Records shown:
● ● ●

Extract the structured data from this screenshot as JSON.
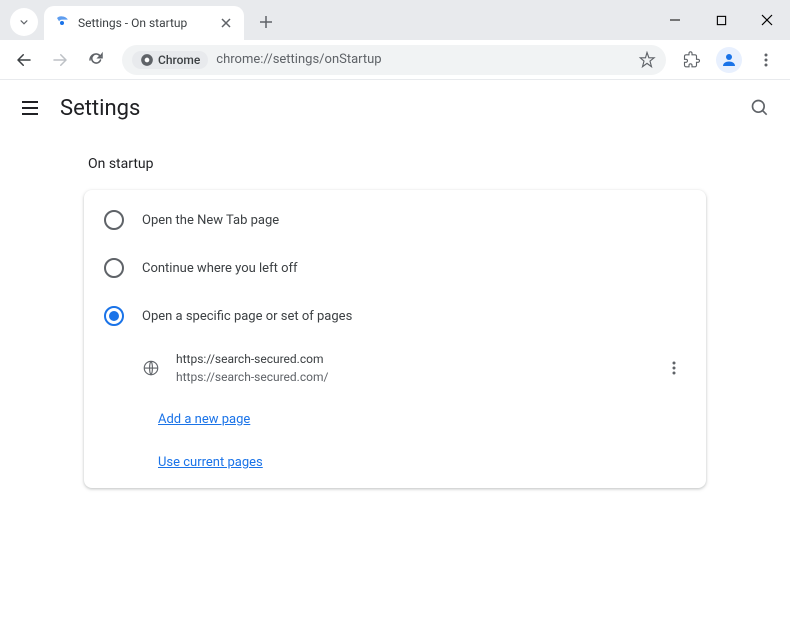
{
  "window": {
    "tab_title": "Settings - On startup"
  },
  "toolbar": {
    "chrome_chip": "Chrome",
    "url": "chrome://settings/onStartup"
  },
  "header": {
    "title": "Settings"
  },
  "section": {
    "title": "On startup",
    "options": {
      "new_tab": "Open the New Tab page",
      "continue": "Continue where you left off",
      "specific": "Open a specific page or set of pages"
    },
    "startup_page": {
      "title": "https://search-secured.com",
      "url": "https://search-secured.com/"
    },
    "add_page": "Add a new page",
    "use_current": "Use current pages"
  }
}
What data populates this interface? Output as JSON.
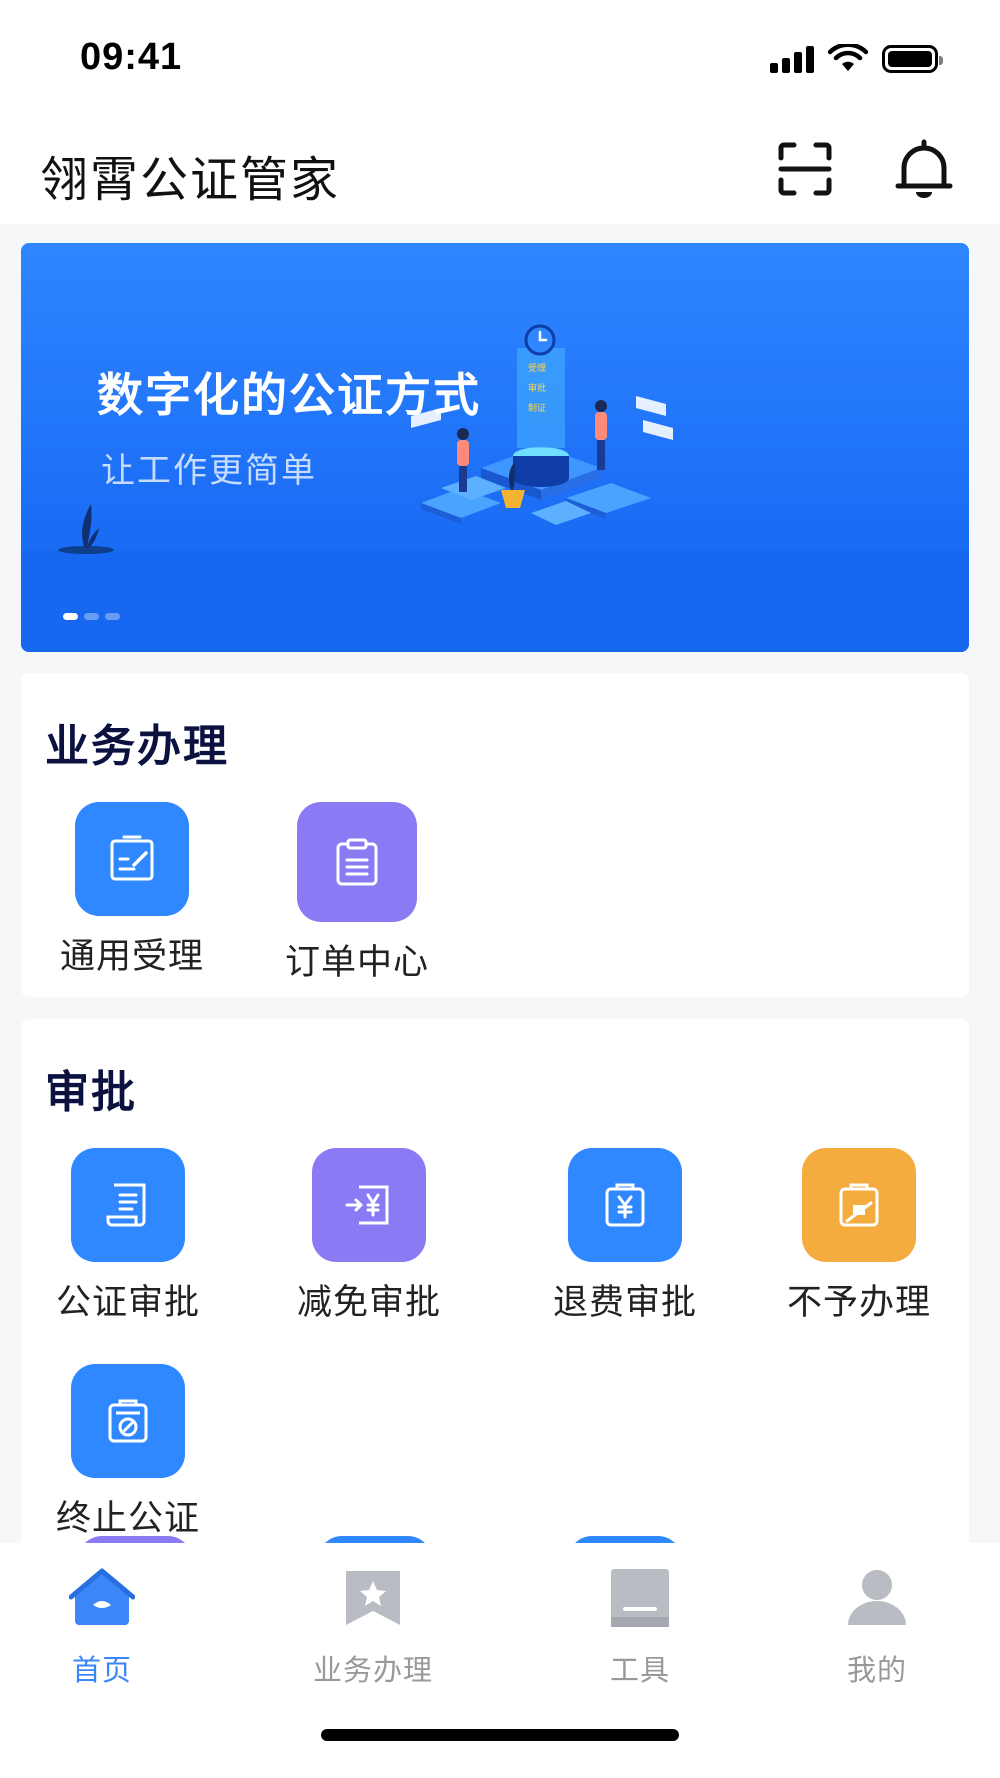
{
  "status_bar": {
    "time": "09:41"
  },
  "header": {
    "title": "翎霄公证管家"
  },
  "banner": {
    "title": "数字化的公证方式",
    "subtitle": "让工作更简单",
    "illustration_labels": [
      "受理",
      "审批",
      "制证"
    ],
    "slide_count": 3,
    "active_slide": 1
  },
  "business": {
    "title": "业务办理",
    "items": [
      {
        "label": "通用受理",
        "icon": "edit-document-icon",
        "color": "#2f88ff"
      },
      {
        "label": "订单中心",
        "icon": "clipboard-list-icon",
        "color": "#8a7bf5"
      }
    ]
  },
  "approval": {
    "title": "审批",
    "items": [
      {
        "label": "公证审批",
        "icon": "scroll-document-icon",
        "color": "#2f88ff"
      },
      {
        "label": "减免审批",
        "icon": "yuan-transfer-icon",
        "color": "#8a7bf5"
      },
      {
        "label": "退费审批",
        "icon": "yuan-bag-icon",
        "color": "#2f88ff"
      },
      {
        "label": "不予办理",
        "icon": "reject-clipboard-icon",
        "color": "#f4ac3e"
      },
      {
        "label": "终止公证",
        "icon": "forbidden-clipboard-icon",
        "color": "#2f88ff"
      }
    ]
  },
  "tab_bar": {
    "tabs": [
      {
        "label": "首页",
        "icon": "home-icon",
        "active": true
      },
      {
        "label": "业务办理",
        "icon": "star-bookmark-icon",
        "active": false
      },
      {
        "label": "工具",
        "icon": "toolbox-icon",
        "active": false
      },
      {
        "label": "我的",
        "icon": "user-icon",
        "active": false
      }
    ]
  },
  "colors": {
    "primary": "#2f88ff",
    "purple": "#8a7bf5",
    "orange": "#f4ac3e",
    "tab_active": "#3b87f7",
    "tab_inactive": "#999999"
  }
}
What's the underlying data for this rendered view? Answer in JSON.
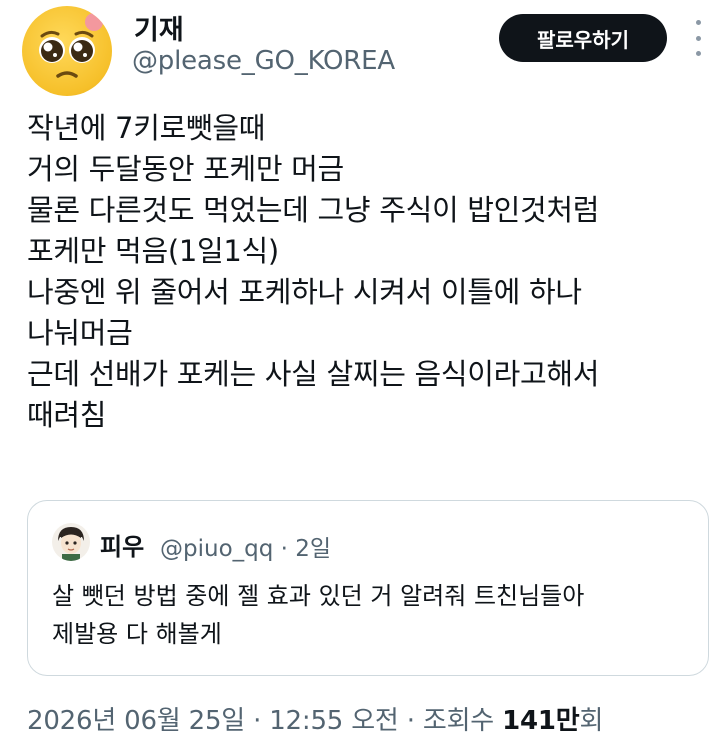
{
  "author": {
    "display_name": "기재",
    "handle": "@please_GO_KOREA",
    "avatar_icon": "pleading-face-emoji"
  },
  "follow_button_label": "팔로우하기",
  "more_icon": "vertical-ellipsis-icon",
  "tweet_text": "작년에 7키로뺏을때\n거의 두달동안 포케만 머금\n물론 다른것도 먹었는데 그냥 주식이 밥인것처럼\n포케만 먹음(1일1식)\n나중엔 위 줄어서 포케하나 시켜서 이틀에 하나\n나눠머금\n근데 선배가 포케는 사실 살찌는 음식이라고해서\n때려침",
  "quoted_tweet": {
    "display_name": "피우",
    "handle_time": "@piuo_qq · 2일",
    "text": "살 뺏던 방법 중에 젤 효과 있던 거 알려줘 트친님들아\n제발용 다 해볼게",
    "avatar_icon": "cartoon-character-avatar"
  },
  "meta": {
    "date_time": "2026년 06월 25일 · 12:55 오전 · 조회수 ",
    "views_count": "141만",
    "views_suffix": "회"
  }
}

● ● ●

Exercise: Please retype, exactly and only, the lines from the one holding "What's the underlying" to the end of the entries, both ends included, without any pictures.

Solution for this task:
What's the underlying data for this rendered view? Answer in JSON.
{
  "author": {
    "display_name": "기재",
    "handle": "@please_GO_KOREA",
    "avatar_icon": "pleading-face-emoji"
  },
  "follow_button_label": "팔로우하기",
  "more_icon": "vertical-ellipsis-icon",
  "tweet_text": "작년에 7키로뺏을때\n거의 두달동안 포케만 머금\n물론 다른것도 먹었는데 그냥 주식이 밥인것처럼\n포케만 먹음(1일1식)\n나중엔 위 줄어서 포케하나 시켜서 이틀에 하나\n나눠머금\n근데 선배가 포케는 사실 살찌는 음식이라고해서\n때려침",
  "quoted_tweet": {
    "display_name": "피우",
    "handle_time": "@piuo_qq · 2일",
    "text": "살 뺏던 방법 중에 젤 효과 있던 거 알려줘 트친님들아\n제발용 다 해볼게",
    "avatar_icon": "cartoon-character-avatar"
  },
  "meta": {
    "date_time": "2026년 06월 25일 · 12:55 오전 · 조회수 ",
    "views_count": "141만",
    "views_suffix": "회"
  }
}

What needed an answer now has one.